Data for the task:
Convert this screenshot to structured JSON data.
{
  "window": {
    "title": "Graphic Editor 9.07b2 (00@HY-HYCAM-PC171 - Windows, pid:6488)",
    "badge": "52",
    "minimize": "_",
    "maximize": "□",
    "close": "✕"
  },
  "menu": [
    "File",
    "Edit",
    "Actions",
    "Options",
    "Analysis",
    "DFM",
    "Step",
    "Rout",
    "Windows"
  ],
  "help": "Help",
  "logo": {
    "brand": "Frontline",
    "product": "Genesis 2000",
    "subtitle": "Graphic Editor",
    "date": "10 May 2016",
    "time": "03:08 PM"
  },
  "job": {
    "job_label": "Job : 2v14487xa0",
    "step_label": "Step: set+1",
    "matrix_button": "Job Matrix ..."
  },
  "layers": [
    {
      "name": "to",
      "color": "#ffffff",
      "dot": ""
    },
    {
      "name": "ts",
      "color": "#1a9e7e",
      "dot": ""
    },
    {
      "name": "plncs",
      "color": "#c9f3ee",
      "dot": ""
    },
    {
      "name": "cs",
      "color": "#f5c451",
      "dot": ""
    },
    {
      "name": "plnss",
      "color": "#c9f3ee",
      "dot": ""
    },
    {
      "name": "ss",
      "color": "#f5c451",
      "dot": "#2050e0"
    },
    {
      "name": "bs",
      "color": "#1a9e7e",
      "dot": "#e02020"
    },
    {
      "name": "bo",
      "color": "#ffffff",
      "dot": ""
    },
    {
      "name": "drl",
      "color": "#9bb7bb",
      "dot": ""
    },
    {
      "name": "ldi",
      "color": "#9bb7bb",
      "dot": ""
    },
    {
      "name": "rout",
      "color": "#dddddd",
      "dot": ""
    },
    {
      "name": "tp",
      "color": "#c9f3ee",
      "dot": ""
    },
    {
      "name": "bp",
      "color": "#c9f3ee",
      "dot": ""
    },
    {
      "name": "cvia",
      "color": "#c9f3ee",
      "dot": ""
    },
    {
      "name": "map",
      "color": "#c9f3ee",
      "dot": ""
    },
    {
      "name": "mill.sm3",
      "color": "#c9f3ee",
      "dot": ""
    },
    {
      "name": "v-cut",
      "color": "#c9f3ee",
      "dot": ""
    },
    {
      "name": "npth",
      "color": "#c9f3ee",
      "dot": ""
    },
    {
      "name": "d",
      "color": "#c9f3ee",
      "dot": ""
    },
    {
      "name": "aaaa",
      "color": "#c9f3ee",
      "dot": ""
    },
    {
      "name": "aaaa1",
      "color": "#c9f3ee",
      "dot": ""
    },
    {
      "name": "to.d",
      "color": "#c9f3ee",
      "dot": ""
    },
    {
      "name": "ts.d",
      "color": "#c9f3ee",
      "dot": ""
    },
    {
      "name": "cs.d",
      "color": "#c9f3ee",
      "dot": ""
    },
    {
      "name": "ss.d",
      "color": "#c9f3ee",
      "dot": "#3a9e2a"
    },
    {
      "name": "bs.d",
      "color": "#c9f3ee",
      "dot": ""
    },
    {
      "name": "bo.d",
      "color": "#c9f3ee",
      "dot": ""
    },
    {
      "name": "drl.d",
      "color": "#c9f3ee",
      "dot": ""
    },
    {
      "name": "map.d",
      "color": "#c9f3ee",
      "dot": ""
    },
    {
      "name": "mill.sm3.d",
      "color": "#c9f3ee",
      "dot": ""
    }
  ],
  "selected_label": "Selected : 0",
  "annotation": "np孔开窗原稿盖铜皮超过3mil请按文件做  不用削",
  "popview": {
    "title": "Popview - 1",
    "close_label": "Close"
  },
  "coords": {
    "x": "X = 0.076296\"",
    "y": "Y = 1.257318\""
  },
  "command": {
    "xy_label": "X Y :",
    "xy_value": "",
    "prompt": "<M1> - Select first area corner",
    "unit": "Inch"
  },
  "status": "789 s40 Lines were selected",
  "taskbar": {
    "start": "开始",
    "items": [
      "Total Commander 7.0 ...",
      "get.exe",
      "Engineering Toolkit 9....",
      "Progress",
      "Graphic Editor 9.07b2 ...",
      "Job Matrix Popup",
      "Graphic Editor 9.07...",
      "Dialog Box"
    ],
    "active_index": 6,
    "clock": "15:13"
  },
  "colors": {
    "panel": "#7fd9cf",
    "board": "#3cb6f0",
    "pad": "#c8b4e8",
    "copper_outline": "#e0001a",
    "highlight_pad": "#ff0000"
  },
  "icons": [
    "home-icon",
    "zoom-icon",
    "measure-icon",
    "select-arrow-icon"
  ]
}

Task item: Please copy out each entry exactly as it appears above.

Response area:
Convert this screenshot to structured JSON data.
{
  "window": {
    "title": "Graphic Editor 9.07b2 (00@HY-HYCAM-PC171 - Windows, pid:6488)",
    "badge": "52",
    "minimize": "_",
    "maximize": "□",
    "close": "✕"
  },
  "menu": [
    "File",
    "Edit",
    "Actions",
    "Options",
    "Analysis",
    "DFM",
    "Step",
    "Rout",
    "Windows"
  ],
  "help": "Help",
  "logo": {
    "brand": "Frontline",
    "product": "Genesis 2000",
    "subtitle": "Graphic Editor",
    "date": "10 May 2016",
    "time": "03:08 PM"
  },
  "job": {
    "job_label": "Job : 2v14487xa0",
    "step_label": "Step: set+1",
    "matrix_button": "Job Matrix ..."
  },
  "layers": [
    {
      "name": "to",
      "color": "#ffffff",
      "dot": ""
    },
    {
      "name": "ts",
      "color": "#1a9e7e",
      "dot": ""
    },
    {
      "name": "plncs",
      "color": "#c9f3ee",
      "dot": ""
    },
    {
      "name": "cs",
      "color": "#f5c451",
      "dot": ""
    },
    {
      "name": "plnss",
      "color": "#c9f3ee",
      "dot": ""
    },
    {
      "name": "ss",
      "color": "#f5c451",
      "dot": "#2050e0"
    },
    {
      "name": "bs",
      "color": "#1a9e7e",
      "dot": "#e02020"
    },
    {
      "name": "bo",
      "color": "#ffffff",
      "dot": ""
    },
    {
      "name": "drl",
      "color": "#9bb7bb",
      "dot": ""
    },
    {
      "name": "ldi",
      "color": "#9bb7bb",
      "dot": ""
    },
    {
      "name": "rout",
      "color": "#dddddd",
      "dot": ""
    },
    {
      "name": "tp",
      "color": "#c9f3ee",
      "dot": ""
    },
    {
      "name": "bp",
      "color": "#c9f3ee",
      "dot": ""
    },
    {
      "name": "cvia",
      "color": "#c9f3ee",
      "dot": ""
    },
    {
      "name": "map",
      "color": "#c9f3ee",
      "dot": ""
    },
    {
      "name": "mill.sm3",
      "color": "#c9f3ee",
      "dot": ""
    },
    {
      "name": "v-cut",
      "color": "#c9f3ee",
      "dot": ""
    },
    {
      "name": "npth",
      "color": "#c9f3ee",
      "dot": ""
    },
    {
      "name": "d",
      "color": "#c9f3ee",
      "dot": ""
    },
    {
      "name": "aaaa",
      "color": "#c9f3ee",
      "dot": ""
    },
    {
      "name": "aaaa1",
      "color": "#c9f3ee",
      "dot": ""
    },
    {
      "name": "to.d",
      "color": "#c9f3ee",
      "dot": ""
    },
    {
      "name": "ts.d",
      "color": "#c9f3ee",
      "dot": ""
    },
    {
      "name": "cs.d",
      "color": "#c9f3ee",
      "dot": ""
    },
    {
      "name": "ss.d",
      "color": "#c9f3ee",
      "dot": "#3a9e2a"
    },
    {
      "name": "bs.d",
      "color": "#c9f3ee",
      "dot": ""
    },
    {
      "name": "bo.d",
      "color": "#c9f3ee",
      "dot": ""
    },
    {
      "name": "drl.d",
      "color": "#c9f3ee",
      "dot": ""
    },
    {
      "name": "map.d",
      "color": "#c9f3ee",
      "dot": ""
    },
    {
      "name": "mill.sm3.d",
      "color": "#c9f3ee",
      "dot": ""
    }
  ],
  "selected_label": "Selected : 0",
  "annotation": "np孔开窗原稿盖铜皮超过3mil请按文件做  不用削",
  "popview": {
    "title": "Popview - 1",
    "close_label": "Close"
  },
  "coords": {
    "x": "X = 0.076296\"",
    "y": "Y = 1.257318\""
  },
  "command": {
    "xy_label": "X Y :",
    "xy_value": "",
    "prompt": "<M1> - Select first area corner",
    "unit": "Inch"
  },
  "status": "789 s40 Lines were selected",
  "taskbar": {
    "start": "开始",
    "items": [
      "Total Commander 7.0 ...",
      "get.exe",
      "Engineering Toolkit 9....",
      "Progress",
      "Graphic Editor 9.07b2 ...",
      "Job Matrix Popup",
      "Graphic Editor 9.07...",
      "Dialog Box"
    ],
    "active_index": 6,
    "clock": "15:13"
  },
  "colors": {
    "panel": "#7fd9cf",
    "board": "#3cb6f0",
    "pad": "#c8b4e8",
    "copper_outline": "#e0001a",
    "highlight_pad": "#ff0000"
  },
  "icons": [
    "home-icon",
    "zoom-icon",
    "measure-icon",
    "select-arrow-icon"
  ]
}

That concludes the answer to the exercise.